[[ Records provided, beginning ]]

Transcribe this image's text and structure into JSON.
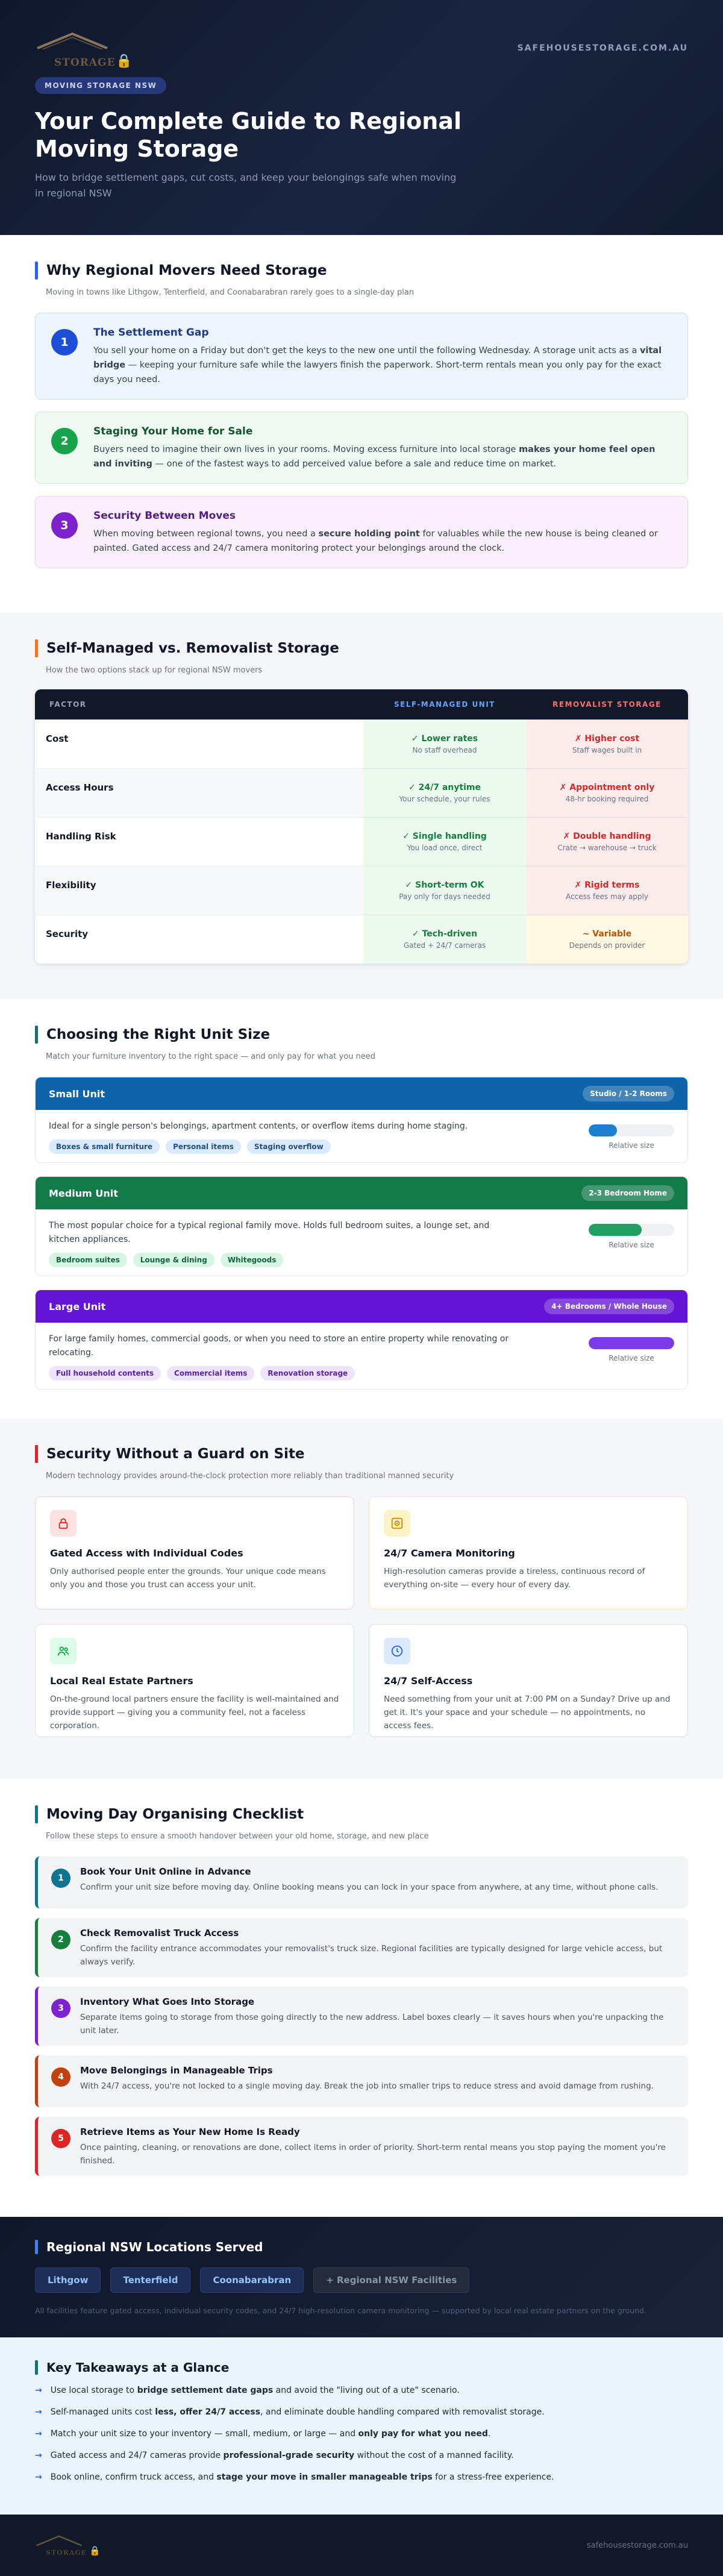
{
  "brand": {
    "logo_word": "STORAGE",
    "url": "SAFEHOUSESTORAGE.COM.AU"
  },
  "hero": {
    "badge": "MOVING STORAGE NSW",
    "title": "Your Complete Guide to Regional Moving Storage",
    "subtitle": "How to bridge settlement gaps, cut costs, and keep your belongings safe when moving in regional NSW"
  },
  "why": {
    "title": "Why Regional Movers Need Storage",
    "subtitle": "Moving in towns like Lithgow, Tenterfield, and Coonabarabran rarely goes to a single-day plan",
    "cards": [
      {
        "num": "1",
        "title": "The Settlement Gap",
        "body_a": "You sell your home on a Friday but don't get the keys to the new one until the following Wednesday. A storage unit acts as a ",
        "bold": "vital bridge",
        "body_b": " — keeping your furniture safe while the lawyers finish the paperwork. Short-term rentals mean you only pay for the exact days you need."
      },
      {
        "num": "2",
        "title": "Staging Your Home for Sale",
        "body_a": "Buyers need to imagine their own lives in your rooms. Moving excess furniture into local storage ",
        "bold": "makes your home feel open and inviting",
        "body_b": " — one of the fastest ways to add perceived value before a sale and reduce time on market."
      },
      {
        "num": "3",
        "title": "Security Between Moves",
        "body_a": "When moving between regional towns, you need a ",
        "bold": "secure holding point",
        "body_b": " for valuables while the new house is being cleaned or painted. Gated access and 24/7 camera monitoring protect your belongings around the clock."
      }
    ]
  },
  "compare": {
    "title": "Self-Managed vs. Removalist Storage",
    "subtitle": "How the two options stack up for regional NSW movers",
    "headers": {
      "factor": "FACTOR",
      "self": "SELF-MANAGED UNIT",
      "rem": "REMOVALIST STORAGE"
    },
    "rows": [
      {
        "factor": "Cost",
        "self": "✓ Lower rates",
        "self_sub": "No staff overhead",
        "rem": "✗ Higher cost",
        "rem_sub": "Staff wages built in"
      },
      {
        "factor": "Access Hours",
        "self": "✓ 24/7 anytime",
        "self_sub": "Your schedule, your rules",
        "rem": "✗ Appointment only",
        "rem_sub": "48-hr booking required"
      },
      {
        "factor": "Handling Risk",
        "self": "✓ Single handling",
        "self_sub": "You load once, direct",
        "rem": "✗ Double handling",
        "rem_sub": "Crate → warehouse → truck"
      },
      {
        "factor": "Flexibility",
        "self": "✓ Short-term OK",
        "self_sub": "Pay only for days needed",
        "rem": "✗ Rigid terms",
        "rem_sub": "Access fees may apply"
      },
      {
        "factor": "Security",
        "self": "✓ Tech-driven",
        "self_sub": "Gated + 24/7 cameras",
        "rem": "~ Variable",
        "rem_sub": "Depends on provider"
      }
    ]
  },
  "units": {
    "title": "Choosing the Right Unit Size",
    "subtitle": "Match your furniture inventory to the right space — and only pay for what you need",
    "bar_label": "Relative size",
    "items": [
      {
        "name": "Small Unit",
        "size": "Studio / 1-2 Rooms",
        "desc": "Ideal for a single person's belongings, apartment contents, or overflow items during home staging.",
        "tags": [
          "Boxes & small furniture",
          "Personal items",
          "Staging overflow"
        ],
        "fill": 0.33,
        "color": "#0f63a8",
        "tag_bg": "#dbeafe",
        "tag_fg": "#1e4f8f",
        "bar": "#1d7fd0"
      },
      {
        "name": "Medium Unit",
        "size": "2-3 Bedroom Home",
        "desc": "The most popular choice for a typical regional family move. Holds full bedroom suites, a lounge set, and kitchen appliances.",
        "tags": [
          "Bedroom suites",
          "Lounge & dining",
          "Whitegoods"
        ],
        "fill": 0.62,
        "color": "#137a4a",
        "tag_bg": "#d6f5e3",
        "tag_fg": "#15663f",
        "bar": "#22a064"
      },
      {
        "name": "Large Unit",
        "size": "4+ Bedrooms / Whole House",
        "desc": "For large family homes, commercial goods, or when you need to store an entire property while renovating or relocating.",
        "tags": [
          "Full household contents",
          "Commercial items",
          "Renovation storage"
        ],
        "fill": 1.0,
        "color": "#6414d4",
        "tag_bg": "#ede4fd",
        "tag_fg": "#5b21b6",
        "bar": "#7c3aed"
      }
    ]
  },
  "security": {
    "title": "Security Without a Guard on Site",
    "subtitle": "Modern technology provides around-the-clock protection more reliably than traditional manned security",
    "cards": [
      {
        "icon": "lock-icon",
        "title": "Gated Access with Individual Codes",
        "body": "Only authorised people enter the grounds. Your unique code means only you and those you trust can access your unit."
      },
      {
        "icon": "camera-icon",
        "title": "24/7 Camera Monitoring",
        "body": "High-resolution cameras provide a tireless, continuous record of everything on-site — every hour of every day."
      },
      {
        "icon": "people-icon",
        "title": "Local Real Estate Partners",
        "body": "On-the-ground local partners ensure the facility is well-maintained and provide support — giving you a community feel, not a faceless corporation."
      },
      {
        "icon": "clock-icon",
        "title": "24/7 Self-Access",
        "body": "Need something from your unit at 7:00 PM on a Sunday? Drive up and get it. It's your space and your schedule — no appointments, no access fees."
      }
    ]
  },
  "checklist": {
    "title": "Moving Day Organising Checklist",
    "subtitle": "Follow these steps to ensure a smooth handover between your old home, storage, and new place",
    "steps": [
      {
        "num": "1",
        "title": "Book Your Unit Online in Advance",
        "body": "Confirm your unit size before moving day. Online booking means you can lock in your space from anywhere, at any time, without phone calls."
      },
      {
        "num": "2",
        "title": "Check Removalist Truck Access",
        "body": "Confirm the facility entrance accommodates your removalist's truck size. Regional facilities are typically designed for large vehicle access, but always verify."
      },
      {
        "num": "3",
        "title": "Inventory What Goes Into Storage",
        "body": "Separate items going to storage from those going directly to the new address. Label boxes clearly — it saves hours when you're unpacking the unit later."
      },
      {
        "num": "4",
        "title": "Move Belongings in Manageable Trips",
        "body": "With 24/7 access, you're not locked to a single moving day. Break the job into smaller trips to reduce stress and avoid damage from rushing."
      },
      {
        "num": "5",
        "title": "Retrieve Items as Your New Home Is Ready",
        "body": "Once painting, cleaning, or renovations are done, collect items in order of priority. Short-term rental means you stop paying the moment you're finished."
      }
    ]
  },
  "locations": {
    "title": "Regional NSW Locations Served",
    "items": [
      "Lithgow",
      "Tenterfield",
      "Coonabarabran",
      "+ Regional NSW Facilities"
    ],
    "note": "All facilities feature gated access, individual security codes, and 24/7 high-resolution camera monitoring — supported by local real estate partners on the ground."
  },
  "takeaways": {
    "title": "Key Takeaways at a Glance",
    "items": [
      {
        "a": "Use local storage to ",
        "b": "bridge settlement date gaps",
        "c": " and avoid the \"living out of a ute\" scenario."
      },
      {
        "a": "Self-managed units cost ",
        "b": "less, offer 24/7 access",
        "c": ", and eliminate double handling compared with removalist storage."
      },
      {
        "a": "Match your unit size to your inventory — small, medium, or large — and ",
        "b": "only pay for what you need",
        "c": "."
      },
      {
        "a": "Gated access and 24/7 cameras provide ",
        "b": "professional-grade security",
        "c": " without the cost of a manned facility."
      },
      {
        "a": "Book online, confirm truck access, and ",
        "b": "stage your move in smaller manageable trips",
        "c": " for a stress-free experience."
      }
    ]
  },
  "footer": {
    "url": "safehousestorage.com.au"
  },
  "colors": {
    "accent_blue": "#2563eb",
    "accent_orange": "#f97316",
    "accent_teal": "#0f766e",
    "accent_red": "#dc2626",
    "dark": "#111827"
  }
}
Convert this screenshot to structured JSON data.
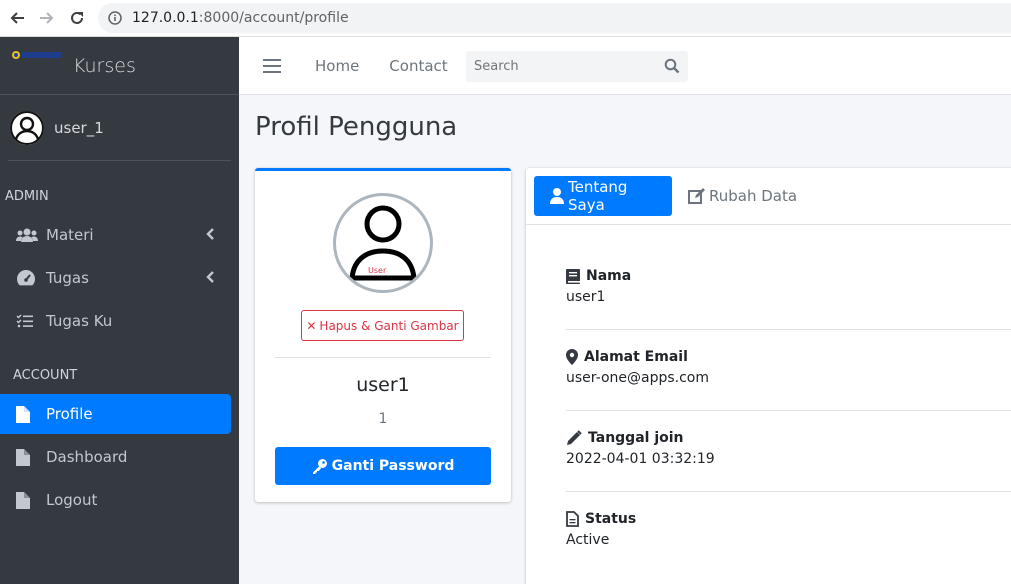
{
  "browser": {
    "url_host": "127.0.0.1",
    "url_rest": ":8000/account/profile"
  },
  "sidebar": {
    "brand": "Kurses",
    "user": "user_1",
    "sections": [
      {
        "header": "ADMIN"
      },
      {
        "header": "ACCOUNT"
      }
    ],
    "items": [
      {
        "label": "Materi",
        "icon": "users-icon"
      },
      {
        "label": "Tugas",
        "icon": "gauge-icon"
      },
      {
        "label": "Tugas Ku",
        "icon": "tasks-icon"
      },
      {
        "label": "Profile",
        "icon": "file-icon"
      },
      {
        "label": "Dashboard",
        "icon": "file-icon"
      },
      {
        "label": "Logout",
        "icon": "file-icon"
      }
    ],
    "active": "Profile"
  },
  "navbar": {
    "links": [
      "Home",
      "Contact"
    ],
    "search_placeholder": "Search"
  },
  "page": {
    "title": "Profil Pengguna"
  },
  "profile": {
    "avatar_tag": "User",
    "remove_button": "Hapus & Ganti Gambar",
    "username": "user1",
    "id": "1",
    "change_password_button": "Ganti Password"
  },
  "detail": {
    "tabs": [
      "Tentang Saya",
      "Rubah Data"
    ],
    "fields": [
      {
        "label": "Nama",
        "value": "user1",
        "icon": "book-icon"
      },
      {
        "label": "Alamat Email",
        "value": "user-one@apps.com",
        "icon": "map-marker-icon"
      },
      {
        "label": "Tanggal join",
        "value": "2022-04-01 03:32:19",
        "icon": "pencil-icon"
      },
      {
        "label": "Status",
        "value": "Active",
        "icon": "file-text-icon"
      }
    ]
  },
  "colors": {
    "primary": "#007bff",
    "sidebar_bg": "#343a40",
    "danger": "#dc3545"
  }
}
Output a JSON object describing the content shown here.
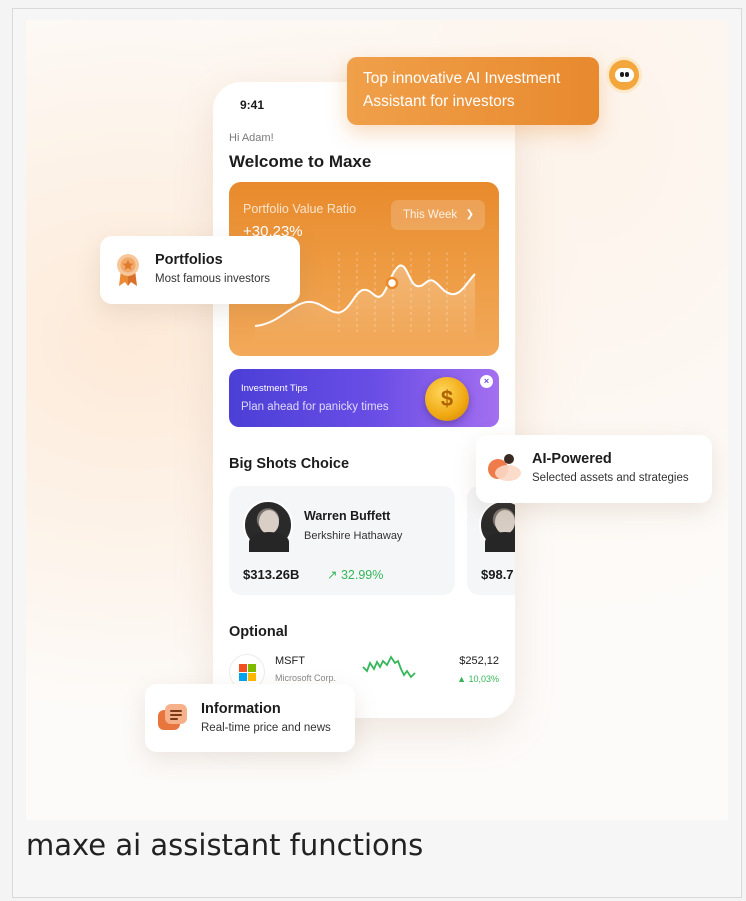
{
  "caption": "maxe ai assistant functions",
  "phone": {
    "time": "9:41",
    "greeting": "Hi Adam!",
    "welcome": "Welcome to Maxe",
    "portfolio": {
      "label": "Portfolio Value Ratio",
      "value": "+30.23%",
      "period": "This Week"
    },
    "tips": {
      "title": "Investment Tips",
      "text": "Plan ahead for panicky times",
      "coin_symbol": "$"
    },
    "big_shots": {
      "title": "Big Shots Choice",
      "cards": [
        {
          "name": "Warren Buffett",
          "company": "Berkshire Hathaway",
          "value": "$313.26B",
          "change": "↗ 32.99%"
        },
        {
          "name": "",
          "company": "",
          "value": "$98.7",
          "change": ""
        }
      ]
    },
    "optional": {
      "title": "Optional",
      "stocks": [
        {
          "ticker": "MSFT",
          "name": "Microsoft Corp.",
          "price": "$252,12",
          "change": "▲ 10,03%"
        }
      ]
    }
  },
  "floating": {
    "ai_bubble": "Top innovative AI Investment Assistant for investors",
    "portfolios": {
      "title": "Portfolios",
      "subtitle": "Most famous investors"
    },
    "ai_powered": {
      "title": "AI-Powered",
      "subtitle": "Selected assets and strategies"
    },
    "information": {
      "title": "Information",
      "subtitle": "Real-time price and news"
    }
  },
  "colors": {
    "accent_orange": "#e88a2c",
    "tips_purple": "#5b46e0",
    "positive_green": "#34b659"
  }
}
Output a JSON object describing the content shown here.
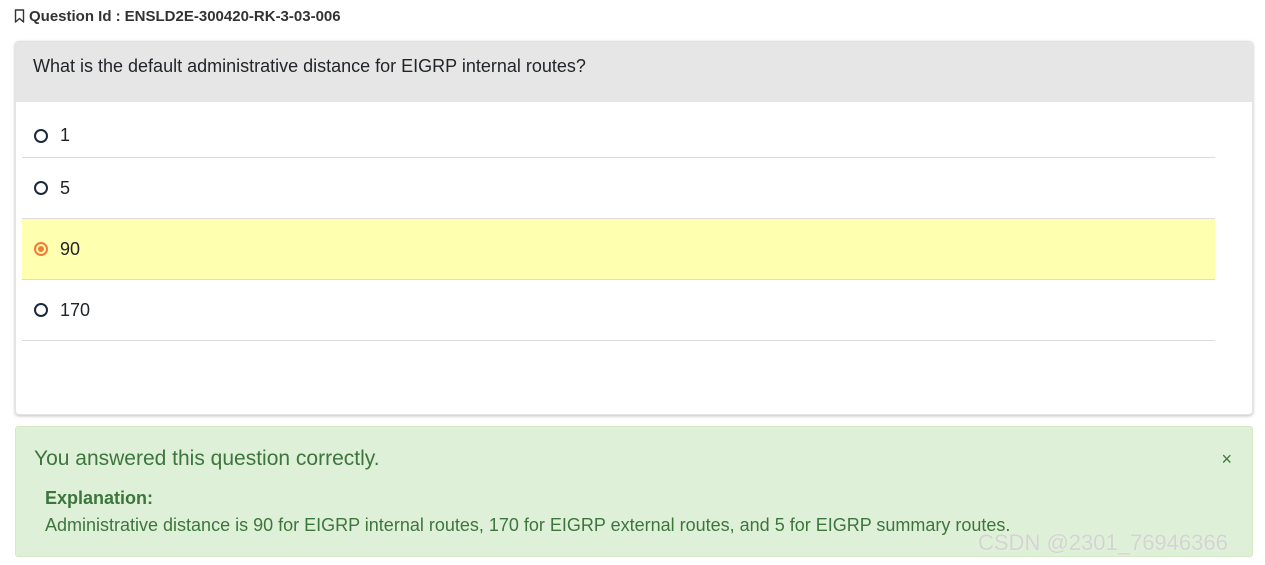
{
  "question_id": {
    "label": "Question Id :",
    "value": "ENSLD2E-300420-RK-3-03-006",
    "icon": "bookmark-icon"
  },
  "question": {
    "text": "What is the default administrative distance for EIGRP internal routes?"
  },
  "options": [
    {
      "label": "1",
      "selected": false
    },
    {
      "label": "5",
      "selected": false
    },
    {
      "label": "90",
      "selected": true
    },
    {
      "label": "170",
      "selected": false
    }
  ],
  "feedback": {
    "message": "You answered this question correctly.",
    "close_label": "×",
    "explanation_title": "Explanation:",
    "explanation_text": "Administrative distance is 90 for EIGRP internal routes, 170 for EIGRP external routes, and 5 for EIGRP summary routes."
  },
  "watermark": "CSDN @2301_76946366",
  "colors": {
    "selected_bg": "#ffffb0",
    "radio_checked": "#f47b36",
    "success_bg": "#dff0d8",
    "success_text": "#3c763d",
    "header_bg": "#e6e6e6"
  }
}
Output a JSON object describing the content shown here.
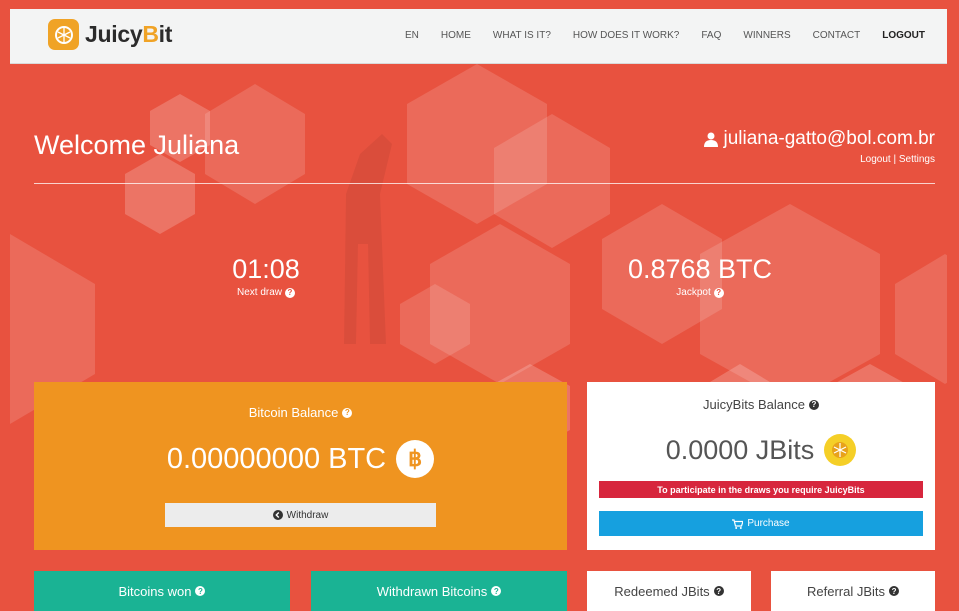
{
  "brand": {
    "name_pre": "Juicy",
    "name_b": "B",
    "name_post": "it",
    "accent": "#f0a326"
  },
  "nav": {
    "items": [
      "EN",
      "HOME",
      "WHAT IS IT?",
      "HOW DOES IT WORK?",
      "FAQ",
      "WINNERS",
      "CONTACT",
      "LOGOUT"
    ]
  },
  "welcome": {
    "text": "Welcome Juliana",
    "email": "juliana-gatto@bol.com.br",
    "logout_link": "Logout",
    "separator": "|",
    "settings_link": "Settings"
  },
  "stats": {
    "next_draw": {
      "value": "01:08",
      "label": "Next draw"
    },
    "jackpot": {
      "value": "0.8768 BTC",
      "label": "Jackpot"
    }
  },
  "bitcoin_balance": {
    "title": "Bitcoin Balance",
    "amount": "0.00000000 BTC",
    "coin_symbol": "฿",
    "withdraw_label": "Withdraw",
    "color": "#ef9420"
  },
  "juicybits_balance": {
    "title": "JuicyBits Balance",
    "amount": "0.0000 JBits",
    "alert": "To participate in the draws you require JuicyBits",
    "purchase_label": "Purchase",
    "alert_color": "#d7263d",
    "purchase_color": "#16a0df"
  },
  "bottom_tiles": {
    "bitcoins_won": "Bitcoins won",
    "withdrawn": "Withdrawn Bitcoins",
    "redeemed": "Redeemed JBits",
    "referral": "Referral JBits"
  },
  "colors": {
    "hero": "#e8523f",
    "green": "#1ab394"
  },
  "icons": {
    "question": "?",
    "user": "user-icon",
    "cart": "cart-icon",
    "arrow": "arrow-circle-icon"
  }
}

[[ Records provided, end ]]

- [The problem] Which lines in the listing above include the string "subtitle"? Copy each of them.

- [Result below]
    "subtitle": "How to bridge settlement gaps, cut costs, and keep your belongings safe when moving in regional NSW"
    "subtitle": "Moving in towns like Lithgow, Tenterfield, and Coonabarabran rarely goes to a single-day plan",
    "subtitle": "How the two options stack up for regional NSW movers",
    "subtitle": "Match your furniture inventory to the right space — and only pay for what you need",
    "subtitle": "Modern technology provides around-the-clock protection more reliably than traditional manned security",
    "subtitle": "Follow these steps to ensure a smooth handover between your old home, storage, and new place",
      "subtitle": "Most famous investors"
      "subtitle": "Selected assets and strategies"
      "subtitle": "Real-time price and news"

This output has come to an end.